In this week’s Torah portion, Shmini, the text recalls that “Aaron was silent.” The great Chasidic rabbi, Nachman of Breslov, commented, “In youth, one learns to talk; in maturity, one learns to be silent. This is man’s problem: that he learns to talk before he learns to be silent.”

We are all familiar with the phrases, “Bite your tongue,” and “If you don’t have something nice to say, don’t say anything at all.” This is all to suggest that sometimes the best response is no response at all. Keeping quiet helps us evaluate a situation before we take action. Silence enables us think through our next steps. Silence is golden in that it keeps us from trouble.

We would all do well to take a step back in intense communications and use our ability to keep soundless as a tool in making peace and finding resolution.


03/31/2017 05:32:30 PM


Rabbi Rick Steinberg

We begin, this week, reading the Book of Leviticus, which is replete with hundreds of ritual laws. There are two basic approaches to Jewish law: 1. Obey the Mitzvot because God gave them and they are commanded to you…or 2. Learn the Mitzvot, apply them meaningfully to your life and enjoin them upon yourself when you have plumbed the deeper meani

For example, the Torah portion (as we prepare for Passover) states, “No leaven . . . [shall be present] in any offering of God (2:11)”

The Chassidic rabbis of the 17th Century taught us the deeper meaning, “Leaven, which is dough that has fermented and risen, represents self-inflation and pride, and there is nothing more abhorrent to God. In the words of the Talmud, God says of the prideful one, ‘He and I cannot dwell together in the world.'”

As we celebrate our freedom in the coming weeks, let us remember this lesson about why to eat Matzah – such a ritual keeps our ego in check and is a good reminder to be humble, kind and thoughtful and then God will dwell among that goodness.

Thought for Passover

03/17/2017 08:05:43 PM


Rabbi Rick Steinberg

The Haggadah tells us “Let all who are hungry, come and eat.” Given our construction this year, we are unable to fulfill this mitzvah at the Temple, but each of us can open our homes to those who wish to celebrate. If you have extra space at your seder table this year, please rsvp to Temple and we will gladly match someone with you and your family. If you would like to join a seder, please let us know as well so we can place you in a home filled with love, celebration and joy.

This is truly what community is all about. Thank you in advance.


03/14/2017 02:30:05 PM


Rabbi Rick Steinberg
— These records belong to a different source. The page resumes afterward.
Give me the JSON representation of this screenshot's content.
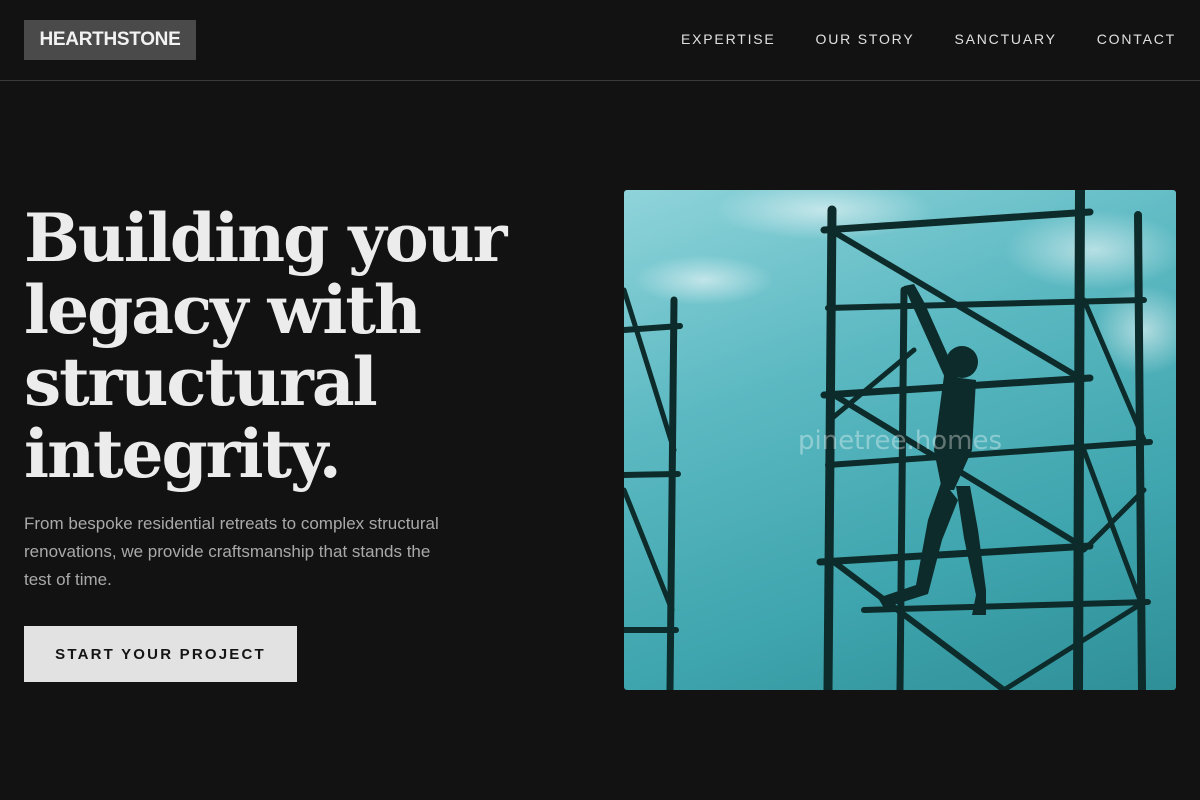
{
  "header": {
    "logo": "HEARTHSTONE",
    "nav": [
      "EXPERTISE",
      "OUR STORY",
      "SANCTUARY",
      "CONTACT"
    ]
  },
  "hero": {
    "title": "Building your legacy with structural integrity.",
    "subtitle": "From bespoke residential retreats to complex structural renovations, we provide craftsmanship that stands the test of time.",
    "cta_label": "START YOUR PROJECT"
  },
  "image": {
    "description_icon": "scaffolding-worker-photo",
    "watermark": "pinetree.homes"
  },
  "colors": {
    "background": "#121212",
    "logo_bg": "#4a4a4a",
    "cta_bg": "#e2e2e2",
    "sky": "#5cb9c2"
  }
}
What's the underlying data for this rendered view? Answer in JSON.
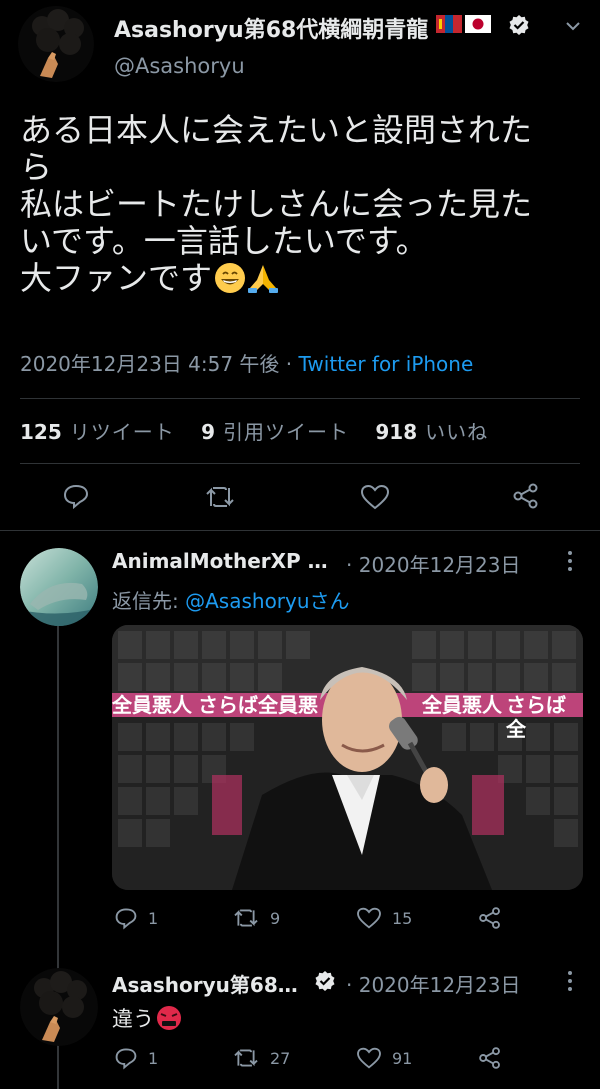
{
  "main_tweet": {
    "display_name": "Asashoryu第68代横綱朝青龍",
    "handle": "@Asashoryu",
    "text_lines": [
      "ある日本人に会えたいと設問された",
      "ら",
      "私はビートたけしさんに会った見た",
      "いです。一言話したいです。",
      "大ファンです"
    ],
    "timestamp": "2020年12月23日 4:57 午後",
    "separator": "·",
    "source": "Twitter for iPhone",
    "stats": {
      "retweets_count": "125",
      "retweets_label": "リツイート",
      "quotes_count": "9",
      "quotes_label": "引用ツイート",
      "likes_count": "918",
      "likes_label": "いいね"
    }
  },
  "reply_1": {
    "display_name": "AnimalMotherXP …",
    "date": "· 2020年12月23日",
    "reply_to_prefix": "返信先: ",
    "reply_to_handle": "@Asashoryuさん",
    "banner_text_left": "全員悪人",
    "banner_text_mid": "さらば全員悪",
    "banner_text_right": "全員悪人",
    "banner_text_far": "さらば全",
    "replies": "1",
    "retweets": "9",
    "likes": "15"
  },
  "reply_2": {
    "display_name": "Asashoryu第68…",
    "date": "· 2020年12月23日",
    "text": "違う",
    "replies": "1",
    "retweets": "27",
    "likes": "91"
  },
  "colors": {
    "background": "#000000",
    "text": "#e7e9ea",
    "secondary": "#8b98a5",
    "link": "#1d9bf0",
    "divider": "#2f3336"
  }
}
This week we celebrate the holiday of Passover. It is the most celebrated of Jewish holidays. I believe this is so because the spark of freedom is core to our very essence. There are so many kinds of freedom though – freedom of thought and expression, freedom from economic worries, freedom of liberty – to live as one so chooses…I could go on and on. What is important for us to consider is that with freedom, no matter what kind of freedom, comes responsibility. Freedom unchecked by responsibility can lead to chaos and pandemonium. But freedom handled with care and thoughtfulness can change the world for the better.
Passover reminds us to celebrate our freedom and to use its blessings responsibly. As the former President of the Reconstructionist Rabbinical College, Rabbi David Teutsch once wrote, “Pesach is not only about ‘freedom from.’ It is about our having the freedom to make the world a more sacred place by expanding God’s presence in it.” Let’s do just that this Passover season.
Sat, August 18 2018 7 Elul 5778